Delaware Federal Court Grants RMBS Trustee’s Motion to Dismiss

 

On May 14, 2018, Judge John E. Jones III of the United States District Court for the District of Delaware granted the Trustee-Defendant Wilmington Trust Company’s (“Wilmington Trust”) motion to dismiss in IKB International, S.A. v. Wilmington Trust Co. Plaintiffs IKB International, S.A. (“IKB S.A.“) and IKB Deutsche Industriebank, A.G. (“IKB A.G.“) are holders of certain securities issued by various RMBS trusts, and they sued Wilmington Trust, as Owner Trustee of the various trusts, for breach of contract and the implied covenant of good faith and fair dealing. The Court first dismissed the claims asserted by IKB S.A., holding that IKB S.A. lacked standing to assert claims under the governing agreements because it transferred all of its claims to third parties. The Court next held that IKB A.G. failed to adequately state its claims. The Court found that Wilmington Trust’s obligations were limited by the terms of the governing agreements, and thus had no extra-contractual duties to ensure that the Indenture Trustees and Sellers complied with their obligations regarding the mortgage loan files, notify any other parties of breaches of Sellers’ representations and warranties, or address uncured servicing defaults. The Court also rejected IKB A.G.’s claim that Wilmington Trust breached the implied covenant of good faith and fair dealing as duplicative of the breach of contract claim. Memorandum & Order

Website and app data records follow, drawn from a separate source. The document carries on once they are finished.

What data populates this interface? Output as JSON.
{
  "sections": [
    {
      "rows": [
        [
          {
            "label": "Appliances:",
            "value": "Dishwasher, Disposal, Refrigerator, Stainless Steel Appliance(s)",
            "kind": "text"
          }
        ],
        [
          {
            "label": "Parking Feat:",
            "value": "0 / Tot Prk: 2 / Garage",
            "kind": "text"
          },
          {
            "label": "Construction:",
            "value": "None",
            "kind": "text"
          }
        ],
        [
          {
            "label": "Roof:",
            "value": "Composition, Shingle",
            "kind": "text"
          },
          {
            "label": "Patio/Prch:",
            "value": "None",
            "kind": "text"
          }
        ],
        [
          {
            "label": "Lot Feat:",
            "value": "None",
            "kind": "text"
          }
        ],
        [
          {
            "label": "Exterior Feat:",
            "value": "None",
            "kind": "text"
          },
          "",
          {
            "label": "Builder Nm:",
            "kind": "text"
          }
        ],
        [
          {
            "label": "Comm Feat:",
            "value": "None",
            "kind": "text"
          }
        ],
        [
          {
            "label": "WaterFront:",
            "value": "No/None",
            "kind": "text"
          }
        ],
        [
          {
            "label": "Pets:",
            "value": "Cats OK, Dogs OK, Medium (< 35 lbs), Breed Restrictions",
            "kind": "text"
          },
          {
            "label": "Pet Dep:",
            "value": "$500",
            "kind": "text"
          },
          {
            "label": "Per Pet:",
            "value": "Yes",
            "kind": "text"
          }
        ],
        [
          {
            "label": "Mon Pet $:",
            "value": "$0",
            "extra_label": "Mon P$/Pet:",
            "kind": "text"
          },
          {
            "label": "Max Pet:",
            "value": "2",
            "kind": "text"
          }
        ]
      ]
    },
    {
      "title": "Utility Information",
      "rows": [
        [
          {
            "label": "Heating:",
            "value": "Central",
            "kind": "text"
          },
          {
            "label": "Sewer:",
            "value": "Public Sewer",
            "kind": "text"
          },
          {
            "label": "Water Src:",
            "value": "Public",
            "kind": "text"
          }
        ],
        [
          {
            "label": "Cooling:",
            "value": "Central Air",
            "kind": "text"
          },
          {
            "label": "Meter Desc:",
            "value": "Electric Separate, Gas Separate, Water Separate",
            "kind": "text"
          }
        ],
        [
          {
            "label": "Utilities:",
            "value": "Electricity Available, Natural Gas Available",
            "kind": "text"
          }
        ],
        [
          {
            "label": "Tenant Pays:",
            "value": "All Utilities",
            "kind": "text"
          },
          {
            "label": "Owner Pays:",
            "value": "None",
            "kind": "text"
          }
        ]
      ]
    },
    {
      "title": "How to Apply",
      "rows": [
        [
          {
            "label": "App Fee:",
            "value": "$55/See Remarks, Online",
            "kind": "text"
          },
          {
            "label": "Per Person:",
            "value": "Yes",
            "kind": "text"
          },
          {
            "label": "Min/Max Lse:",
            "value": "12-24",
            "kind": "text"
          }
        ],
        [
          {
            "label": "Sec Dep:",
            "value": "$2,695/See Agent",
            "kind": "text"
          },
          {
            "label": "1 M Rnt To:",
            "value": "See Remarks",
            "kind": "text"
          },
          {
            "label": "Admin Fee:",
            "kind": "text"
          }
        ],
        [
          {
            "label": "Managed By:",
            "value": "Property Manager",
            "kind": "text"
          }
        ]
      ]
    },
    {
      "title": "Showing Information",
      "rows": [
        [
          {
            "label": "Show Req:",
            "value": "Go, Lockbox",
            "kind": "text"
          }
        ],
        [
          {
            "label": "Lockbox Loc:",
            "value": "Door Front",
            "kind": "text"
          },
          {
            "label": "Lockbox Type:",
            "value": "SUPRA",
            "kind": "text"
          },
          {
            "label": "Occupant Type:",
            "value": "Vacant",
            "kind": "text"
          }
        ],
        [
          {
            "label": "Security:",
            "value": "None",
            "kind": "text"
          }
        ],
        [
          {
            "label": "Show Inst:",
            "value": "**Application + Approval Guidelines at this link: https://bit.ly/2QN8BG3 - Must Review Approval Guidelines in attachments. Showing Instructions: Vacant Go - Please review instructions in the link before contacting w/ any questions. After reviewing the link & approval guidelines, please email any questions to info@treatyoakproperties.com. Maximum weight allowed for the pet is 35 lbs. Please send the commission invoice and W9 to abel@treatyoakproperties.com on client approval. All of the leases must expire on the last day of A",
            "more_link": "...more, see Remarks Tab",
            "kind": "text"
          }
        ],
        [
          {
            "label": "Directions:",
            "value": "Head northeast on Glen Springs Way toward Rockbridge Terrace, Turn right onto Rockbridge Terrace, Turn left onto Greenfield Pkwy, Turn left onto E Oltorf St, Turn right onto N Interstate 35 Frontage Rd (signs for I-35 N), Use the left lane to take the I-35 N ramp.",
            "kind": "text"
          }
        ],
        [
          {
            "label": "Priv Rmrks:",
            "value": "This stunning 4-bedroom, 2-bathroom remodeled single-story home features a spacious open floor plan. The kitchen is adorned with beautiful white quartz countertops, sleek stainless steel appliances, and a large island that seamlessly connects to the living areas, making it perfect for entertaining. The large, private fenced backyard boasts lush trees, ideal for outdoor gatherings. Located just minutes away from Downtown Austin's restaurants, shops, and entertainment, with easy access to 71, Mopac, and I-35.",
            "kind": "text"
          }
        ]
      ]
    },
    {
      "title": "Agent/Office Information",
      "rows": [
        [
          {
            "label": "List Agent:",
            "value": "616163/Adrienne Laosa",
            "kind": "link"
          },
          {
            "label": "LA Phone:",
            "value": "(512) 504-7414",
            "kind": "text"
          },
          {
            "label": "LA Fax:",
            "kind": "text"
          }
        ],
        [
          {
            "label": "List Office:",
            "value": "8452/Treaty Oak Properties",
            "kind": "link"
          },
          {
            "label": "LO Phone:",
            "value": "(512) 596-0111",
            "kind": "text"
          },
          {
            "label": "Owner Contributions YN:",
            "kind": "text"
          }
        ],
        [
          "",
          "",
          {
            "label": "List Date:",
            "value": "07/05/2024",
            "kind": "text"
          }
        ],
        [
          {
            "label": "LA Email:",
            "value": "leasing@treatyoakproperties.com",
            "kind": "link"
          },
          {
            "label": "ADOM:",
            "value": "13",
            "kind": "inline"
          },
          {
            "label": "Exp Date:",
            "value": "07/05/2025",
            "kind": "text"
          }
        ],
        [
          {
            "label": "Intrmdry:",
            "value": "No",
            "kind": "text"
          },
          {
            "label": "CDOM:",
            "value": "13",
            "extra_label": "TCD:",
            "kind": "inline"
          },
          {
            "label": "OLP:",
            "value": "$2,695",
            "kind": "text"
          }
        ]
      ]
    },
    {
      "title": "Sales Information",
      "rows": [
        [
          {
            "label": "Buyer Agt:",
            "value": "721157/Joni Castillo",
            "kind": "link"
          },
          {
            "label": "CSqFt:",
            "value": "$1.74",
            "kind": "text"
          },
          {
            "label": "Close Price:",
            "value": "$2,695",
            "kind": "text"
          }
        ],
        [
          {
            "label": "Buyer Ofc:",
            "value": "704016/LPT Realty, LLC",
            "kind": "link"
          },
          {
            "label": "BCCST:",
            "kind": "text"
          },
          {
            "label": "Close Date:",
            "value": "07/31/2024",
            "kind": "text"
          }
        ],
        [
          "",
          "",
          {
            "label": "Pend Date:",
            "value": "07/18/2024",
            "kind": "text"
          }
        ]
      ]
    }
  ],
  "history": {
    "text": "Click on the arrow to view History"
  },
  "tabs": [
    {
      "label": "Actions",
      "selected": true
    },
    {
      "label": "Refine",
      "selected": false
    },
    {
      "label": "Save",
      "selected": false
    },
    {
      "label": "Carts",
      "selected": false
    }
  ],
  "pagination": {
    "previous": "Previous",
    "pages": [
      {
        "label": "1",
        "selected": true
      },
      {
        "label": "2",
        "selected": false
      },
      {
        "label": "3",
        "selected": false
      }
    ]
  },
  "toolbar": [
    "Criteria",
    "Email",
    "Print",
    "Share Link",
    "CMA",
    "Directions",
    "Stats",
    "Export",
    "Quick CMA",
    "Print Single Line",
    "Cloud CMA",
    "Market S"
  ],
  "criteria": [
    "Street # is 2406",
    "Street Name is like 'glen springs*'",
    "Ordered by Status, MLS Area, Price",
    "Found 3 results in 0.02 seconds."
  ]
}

New York Supreme Court Grants in Part and Denies in Part Cross Motions for Summary Judgment in RMBS Action

 

On May 16, 2018, Justice Shirley W. Kornreich of the New York Supreme Court granted in part and denied in part the parties’ summary judgment motions in Merrill Lynch Mortgage Investors Trust Series 2006-RM4 v. Merrill Lynch Mortgage Lending, Inc. Defendants Merrill Lynch Mortgage Lending, Inc. (“Merrill“) and Bank of America National Association (“BANA“) and Plaintiff-Trustee U.S. Bank National Association (“Trustee“) cross-moved for partial summary judgment regarding the scope and enforceability of an allocation agreement between Merrill and BANA and certain provisions therein about the release of Merrill’s contractual liability to the Trustee (the “Release”). Justice Kornreich granted summary judgment for Defendants with respect to the Release language being unambiguous but denied summary judgment as to its enforceability. Justice Kornreich concluded that material questions of fact exist as to whether Merrill’s and BANA’s negotiation and execution of the Release was a true arm’s length transaction and whether the Release was unconscionable. Justice Kornreich also denied the Trustee’s motion for a ruling that Merrill provided a backstop to originator ResMAE Mortgage Corporation’s putback liability. The Court granted summary judgment to the Trustee regarding the meaning of certain sections of the mortgage loan purchase agreement, the existence of warranty breaches on certain loans, and Defendants’ causation defenses. In addition, Justice Kornreich granted the Trustee’s motion for leave to amend to add a “breach of trust” cause of action against BANA. Decision & Order